Give credit to both Kershaw and Mattingly, who had nearly identical quotes when asked whether or not Kershaw was getting squeezed.
Kershaw: "There's no point in talking about it now, it doesn't make any sense."
Mattingly: "You know, it's not even worth talking about."
Not a punishable word from either one.
The Dodgers had an announced crowd of 31,614 at Dodger Stadium tonight, but as usual that number seemed high. Check out the large sections of empty seats visible here (click to enlarge)
Without physically counting each person at the stadium individually, all we can track is tickets sold, which is what the announced figure tonight of 31,614 represents.

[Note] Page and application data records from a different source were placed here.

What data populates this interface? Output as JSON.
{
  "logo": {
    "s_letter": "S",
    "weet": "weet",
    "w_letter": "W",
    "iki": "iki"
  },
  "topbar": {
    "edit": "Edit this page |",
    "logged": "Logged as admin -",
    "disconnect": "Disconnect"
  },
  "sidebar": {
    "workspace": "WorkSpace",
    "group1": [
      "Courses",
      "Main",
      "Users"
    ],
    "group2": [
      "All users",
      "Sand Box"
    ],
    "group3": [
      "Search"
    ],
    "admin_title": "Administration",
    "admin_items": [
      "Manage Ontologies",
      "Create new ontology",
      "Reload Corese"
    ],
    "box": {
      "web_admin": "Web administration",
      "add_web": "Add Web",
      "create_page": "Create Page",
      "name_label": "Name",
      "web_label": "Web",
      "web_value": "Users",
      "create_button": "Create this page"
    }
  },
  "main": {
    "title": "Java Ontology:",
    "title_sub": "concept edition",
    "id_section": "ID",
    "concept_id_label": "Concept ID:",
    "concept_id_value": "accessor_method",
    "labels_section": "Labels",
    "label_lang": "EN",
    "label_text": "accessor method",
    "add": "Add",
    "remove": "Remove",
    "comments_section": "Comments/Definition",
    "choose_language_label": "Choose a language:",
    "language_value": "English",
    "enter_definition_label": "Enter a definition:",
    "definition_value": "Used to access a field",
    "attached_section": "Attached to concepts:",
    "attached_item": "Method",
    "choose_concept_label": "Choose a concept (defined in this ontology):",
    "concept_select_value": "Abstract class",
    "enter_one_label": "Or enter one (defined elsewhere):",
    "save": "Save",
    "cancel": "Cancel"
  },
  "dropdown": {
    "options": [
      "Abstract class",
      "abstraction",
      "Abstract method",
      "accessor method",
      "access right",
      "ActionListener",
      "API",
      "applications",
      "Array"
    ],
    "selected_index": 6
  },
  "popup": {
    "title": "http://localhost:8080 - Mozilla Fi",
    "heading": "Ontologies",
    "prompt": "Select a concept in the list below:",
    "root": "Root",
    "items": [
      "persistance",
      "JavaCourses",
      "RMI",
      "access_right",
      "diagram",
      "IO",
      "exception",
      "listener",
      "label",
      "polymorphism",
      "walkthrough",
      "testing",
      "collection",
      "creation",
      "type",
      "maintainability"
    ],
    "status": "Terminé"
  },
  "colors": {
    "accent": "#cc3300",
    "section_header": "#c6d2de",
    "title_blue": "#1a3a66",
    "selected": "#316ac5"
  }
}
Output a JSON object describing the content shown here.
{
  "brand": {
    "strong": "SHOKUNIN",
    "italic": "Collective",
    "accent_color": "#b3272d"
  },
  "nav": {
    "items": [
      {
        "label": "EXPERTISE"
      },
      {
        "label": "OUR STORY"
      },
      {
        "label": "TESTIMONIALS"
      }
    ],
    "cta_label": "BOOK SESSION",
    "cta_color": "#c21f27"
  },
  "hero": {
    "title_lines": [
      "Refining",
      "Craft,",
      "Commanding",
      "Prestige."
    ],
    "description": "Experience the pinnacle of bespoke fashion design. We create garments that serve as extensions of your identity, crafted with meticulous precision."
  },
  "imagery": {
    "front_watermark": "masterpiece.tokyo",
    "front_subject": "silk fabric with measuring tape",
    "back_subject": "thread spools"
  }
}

As Bill Shaikin of the Los Angeles Times noted, that is the lowest Saturday night crowd at Dodger Stadium since September 7, 2002, against Houston. Shaikin also tweeted earlier tonight that Friday's announced crowd of 36,282 was the smallest since June 6, 2003.
It seems to me that the Dodgers are nearing a perfect storm of negativity, which has hurt the attendance, both in tickets sold and actual butts in seats. The club is struggling on the field, the perception of the safety at Dodger Stadium has reached a low point after the opening day incident, the economy still is in the tank, and there are a growing number of fans fed up with all things McCourt. It will be interesting to see just how attendance looks going forward should the team continue to suffer on the field.

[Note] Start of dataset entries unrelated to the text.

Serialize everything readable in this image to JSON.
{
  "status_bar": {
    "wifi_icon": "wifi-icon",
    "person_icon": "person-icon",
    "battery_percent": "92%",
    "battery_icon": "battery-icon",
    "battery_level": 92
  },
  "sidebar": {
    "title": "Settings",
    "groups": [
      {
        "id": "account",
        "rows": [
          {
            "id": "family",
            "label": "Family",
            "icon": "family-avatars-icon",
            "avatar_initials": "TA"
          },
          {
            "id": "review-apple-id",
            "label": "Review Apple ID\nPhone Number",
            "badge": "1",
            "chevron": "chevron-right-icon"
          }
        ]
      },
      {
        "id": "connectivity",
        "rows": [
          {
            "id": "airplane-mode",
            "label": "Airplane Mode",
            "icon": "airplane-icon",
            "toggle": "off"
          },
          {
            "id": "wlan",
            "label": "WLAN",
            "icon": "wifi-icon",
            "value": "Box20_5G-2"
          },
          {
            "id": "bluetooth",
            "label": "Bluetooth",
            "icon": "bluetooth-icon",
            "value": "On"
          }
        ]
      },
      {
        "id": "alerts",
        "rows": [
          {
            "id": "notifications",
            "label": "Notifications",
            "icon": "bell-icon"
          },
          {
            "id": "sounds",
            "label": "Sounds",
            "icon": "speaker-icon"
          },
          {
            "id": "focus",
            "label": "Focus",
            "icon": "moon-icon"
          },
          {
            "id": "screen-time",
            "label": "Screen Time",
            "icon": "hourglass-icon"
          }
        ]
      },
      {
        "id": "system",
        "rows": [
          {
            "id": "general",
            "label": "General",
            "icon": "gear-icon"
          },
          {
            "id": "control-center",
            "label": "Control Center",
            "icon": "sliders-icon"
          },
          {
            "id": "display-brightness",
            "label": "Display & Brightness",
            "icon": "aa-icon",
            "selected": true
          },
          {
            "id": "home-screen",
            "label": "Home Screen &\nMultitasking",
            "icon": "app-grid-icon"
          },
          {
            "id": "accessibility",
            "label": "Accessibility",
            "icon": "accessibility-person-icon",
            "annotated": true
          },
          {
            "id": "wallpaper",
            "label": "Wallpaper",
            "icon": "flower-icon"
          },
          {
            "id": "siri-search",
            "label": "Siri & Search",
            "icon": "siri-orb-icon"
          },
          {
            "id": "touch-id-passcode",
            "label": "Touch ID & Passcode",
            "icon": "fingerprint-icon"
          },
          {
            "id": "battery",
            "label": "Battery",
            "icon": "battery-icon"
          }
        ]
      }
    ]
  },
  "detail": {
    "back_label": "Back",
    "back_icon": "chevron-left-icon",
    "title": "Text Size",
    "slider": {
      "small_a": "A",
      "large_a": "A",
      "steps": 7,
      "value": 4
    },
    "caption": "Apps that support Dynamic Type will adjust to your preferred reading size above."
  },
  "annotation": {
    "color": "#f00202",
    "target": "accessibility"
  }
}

- Ivan DeJesus smashed a ground ball past Ryan Theriot with one out in the seventh inning, his first major league hit. DeJesus is now 1-for-10, with a walk, in his brief MLB career.
- Andre Ethier had three hits, including two doubles, extending his hitting streak to an MLB-season-high 13 games. Ethier scored the Dodgers' first run, in the bottom of the fourth inning, thanks to a nifty slide at home plate on a groundout by James Loney.
- Matt Kemp had two hits in four at-bats, which lowered his on-base percentage to .532.
- Juan Uribe was 0-for-4 on the night (now 7-for-49 on the season), and in each of his last three at-bats popped out on the first pitch with a runner in scoring position and less than two outs.
- Ramon Troncoso, just called up today, welcomed himself back to the club by taking one for the team, pitching the final two innings. Troncoso gave up three runs and allowed hits to seven of the 11 batters he faced.
- General manager Ned Colletti and assistant GM DeJon Watson met with Mattingly for several minutes in the manager's office after the game. Mattingly said the trio were simply discussing roster options going forward, and that he didn't anticipate any roster moves before Sunday's game.
- The Cardinals have scored eight or more runs in six straight games for the first time since 1922, per B.J Rains of Fox Sports Midwest
- The Dodgers try to avoid the sweep on Sunday, and all they have to do is face the Cardinals best pitcher, Chris Carpenter. Chad Billingsley takes the hill for the Dodgers.
WP - Kyle McClellan (2-0): 7 IP, 6 hits, 1 run, 2 strikeouts
LP - Clayton Kershaw (2-2): 4 2/3 IP, 6 hits, 5 runs, 5 walks, 5 strikeouts